* _Web page and app entries_

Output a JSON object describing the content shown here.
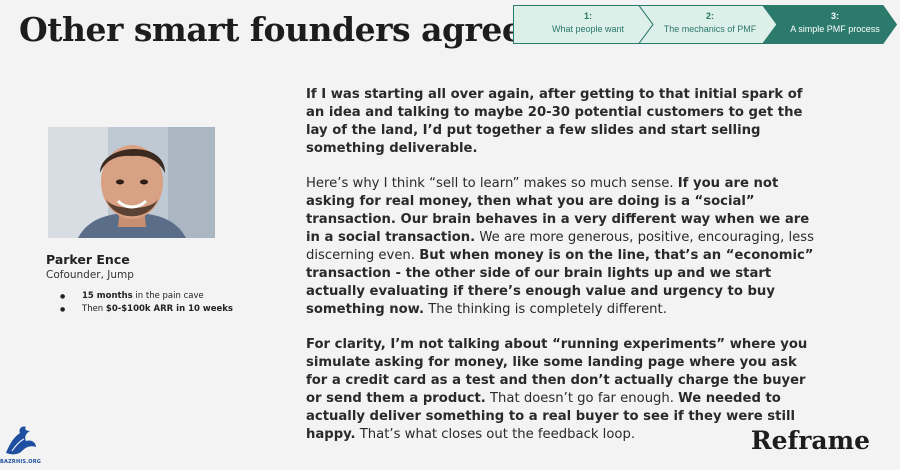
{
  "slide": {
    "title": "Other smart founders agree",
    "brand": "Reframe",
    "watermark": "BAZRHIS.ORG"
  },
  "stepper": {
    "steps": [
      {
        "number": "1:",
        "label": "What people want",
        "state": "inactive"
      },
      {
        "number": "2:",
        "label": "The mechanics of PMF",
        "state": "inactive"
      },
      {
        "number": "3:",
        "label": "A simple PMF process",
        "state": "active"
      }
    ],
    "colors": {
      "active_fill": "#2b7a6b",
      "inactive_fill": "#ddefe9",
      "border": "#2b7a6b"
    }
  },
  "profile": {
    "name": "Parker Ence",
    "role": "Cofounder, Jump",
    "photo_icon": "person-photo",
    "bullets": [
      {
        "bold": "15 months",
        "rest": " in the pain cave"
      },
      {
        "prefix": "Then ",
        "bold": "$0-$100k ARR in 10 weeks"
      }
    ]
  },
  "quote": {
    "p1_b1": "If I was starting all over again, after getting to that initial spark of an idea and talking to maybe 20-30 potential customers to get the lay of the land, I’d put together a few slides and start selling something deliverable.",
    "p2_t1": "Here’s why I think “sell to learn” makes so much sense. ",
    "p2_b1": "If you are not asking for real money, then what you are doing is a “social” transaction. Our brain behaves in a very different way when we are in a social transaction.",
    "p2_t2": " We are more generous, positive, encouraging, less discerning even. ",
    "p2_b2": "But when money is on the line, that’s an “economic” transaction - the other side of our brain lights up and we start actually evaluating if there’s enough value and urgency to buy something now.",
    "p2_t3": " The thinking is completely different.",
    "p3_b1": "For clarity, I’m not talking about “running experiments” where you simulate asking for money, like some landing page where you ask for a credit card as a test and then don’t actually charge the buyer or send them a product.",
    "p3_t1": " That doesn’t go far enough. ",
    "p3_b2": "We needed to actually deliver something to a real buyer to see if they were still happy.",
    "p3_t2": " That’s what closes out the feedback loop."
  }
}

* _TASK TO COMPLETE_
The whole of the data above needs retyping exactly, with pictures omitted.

* _SOLUTION FOR THIS TASK_
Output a JSON object describing the content shown here.
{
  "slide": {
    "title": "Other smart founders agree",
    "brand": "Reframe",
    "watermark": "BAZRHIS.ORG"
  },
  "stepper": {
    "steps": [
      {
        "number": "1:",
        "label": "What people want",
        "state": "inactive"
      },
      {
        "number": "2:",
        "label": "The mechanics of PMF",
        "state": "inactive"
      },
      {
        "number": "3:",
        "label": "A simple PMF process",
        "state": "active"
      }
    ],
    "colors": {
      "active_fill": "#2b7a6b",
      "inactive_fill": "#ddefe9",
      "border": "#2b7a6b"
    }
  },
  "profile": {
    "name": "Parker Ence",
    "role": "Cofounder, Jump",
    "photo_icon": "person-photo",
    "bullets": [
      {
        "bold": "15 months",
        "rest": " in the pain cave"
      },
      {
        "prefix": "Then ",
        "bold": "$0-$100k ARR in 10 weeks"
      }
    ]
  },
  "quote": {
    "p1_b1": "If I was starting all over again, after getting to that initial spark of an idea and talking to maybe 20-30 potential customers to get the lay of the land, I’d put together a few slides and start selling something deliverable.",
    "p2_t1": "Here’s why I think “sell to learn” makes so much sense. ",
    "p2_b1": "If you are not asking for real money, then what you are doing is a “social” transaction. Our brain behaves in a very different way when we are in a social transaction.",
    "p2_t2": " We are more generous, positive, encouraging, less discerning even. ",
    "p2_b2": "But when money is on the line, that’s an “economic” transaction - the other side of our brain lights up and we start actually evaluating if there’s enough value and urgency to buy something now.",
    "p2_t3": " The thinking is completely different.",
    "p3_b1": "For clarity, I’m not talking about “running experiments” where you simulate asking for money, like some landing page where you ask for a credit card as a test and then don’t actually charge the buyer or send them a product.",
    "p3_t1": " That doesn’t go far enough. ",
    "p3_b2": "We needed to actually deliver something to a real buyer to see if they were still happy.",
    "p3_t2": " That’s what closes out the feedback loop."
  }
}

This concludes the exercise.